Chaplain’s Corner

As we observe Veterans Day this year, let’s pray for the safety of the almost 200,000 U.S. troops who are currently deployed overseas in 177 countries and for the countless veterans and civilians right here on our soil who suffer from post-traumatic stress disorder (PTSD).

PTSD affects an estimated 12 to 20 percent of non-injured veterans and 32 percent of veterans who have been in combat. It’s a debilitating illness that can result when a person lives through a traumatic event such as war. The condition is often either undiagnosed or misdiagnosed, and people who have no experience with it often don’t understand it. The slightest sound, smell, or movement can trigger flashbacks and cause a person with the condition to relive the trauma.

PTSD is associated with a high suicide risk and can be difficult to treat. 

Veterans with PTSD often face additional difficulties that compound their suffering. For example, people who oppose the U.S. government’s military involvement may criticize or even attack veterans who served in conflicts. And there is still a stigma regarding behaviors that may be interpreted as mental illness. Soldiers on active duty often keep silent about their PTSD symptoms because they fear that they will be considered weak if they seek treatment.

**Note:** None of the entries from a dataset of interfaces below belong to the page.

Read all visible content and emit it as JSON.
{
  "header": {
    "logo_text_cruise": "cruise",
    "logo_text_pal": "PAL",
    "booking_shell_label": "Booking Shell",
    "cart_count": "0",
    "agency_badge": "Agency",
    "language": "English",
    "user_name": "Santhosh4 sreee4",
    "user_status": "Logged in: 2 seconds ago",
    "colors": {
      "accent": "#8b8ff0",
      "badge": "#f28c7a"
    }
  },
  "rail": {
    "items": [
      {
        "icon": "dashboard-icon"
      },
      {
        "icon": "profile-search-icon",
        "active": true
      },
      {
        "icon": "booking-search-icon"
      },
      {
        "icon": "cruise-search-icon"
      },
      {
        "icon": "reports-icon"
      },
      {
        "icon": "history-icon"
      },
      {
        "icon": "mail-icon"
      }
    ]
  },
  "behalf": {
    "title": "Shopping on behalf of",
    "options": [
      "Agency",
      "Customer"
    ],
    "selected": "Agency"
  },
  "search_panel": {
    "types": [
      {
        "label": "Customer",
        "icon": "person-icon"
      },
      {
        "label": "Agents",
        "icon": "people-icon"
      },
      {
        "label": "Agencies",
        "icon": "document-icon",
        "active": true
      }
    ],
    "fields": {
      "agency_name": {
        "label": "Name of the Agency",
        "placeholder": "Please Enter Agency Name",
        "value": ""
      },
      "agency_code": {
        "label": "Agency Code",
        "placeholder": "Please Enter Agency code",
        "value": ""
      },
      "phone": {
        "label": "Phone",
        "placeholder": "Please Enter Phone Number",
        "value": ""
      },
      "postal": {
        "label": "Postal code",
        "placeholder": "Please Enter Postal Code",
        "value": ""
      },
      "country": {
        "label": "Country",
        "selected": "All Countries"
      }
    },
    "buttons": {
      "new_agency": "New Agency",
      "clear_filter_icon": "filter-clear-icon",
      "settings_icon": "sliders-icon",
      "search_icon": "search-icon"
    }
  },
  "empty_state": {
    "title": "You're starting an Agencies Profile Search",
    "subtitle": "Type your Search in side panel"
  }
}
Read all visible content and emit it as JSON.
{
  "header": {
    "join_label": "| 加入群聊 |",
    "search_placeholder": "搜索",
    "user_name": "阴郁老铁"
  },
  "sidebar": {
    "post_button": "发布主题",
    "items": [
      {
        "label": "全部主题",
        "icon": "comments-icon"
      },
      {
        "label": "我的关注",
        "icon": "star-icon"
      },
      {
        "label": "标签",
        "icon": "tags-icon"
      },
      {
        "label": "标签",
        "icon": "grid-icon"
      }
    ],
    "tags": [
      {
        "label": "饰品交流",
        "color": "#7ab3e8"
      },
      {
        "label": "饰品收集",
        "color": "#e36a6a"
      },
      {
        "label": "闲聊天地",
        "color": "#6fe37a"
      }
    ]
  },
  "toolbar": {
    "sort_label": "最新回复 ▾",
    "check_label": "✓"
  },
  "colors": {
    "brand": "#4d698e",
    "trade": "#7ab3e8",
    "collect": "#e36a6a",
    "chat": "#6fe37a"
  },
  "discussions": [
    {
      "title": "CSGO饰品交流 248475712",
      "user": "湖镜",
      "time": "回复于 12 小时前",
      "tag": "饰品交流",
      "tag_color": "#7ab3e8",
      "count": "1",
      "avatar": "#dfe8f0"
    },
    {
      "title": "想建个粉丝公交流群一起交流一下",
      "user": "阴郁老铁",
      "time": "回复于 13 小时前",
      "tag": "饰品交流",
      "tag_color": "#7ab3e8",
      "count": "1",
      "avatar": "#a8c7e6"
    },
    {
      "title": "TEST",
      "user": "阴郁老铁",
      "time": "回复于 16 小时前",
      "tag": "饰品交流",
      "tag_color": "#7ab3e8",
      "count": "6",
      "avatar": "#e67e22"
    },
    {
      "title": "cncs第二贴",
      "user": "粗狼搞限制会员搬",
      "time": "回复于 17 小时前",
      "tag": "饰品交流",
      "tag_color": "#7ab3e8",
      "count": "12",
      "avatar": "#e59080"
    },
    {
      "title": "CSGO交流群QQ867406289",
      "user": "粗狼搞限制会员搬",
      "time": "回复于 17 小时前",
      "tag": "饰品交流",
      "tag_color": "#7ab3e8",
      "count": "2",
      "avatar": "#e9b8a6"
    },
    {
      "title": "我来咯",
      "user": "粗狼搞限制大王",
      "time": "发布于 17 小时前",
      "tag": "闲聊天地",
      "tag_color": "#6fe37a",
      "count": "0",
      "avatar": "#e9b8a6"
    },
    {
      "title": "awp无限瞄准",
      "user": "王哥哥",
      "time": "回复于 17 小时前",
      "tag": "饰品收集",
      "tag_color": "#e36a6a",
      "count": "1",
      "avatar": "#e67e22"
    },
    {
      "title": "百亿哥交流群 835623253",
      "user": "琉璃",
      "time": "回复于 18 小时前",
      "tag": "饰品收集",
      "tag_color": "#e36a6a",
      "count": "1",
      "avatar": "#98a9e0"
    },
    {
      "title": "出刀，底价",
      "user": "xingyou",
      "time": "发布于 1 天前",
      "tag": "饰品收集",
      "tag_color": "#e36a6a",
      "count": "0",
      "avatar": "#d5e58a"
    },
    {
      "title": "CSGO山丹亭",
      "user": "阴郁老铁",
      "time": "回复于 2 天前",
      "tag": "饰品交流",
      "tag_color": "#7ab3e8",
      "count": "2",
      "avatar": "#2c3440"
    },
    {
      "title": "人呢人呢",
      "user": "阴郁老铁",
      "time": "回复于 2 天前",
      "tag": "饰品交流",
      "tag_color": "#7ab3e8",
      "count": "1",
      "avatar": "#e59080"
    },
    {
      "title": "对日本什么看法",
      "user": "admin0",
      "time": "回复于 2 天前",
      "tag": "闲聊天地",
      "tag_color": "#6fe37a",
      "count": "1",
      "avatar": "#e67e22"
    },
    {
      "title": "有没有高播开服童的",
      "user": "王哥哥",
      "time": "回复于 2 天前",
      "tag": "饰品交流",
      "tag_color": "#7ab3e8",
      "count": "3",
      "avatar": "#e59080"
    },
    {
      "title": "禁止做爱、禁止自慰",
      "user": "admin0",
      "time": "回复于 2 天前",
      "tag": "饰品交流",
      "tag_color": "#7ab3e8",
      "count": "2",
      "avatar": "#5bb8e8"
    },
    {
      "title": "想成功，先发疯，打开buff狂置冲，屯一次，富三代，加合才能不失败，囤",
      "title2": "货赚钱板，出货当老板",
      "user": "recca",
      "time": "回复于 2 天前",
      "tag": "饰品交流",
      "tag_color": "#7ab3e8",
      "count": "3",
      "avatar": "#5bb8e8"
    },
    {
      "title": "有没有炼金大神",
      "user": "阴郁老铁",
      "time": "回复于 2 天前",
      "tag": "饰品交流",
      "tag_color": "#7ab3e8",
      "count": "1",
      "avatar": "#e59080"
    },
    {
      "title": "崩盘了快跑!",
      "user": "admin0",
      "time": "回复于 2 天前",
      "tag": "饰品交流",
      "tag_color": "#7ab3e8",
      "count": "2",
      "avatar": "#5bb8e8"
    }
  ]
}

This Veterans Day, and every day, you can contribute to the healing process by praying for friends and loved ones suffering from PTSD and by encouraging them to seek treatment and to reach out to the Lord for help. Proclaim the Good News — no, the Great News — that God’s grace can enable veterans and civilians alike to conquer PTSD and rebuild their lives.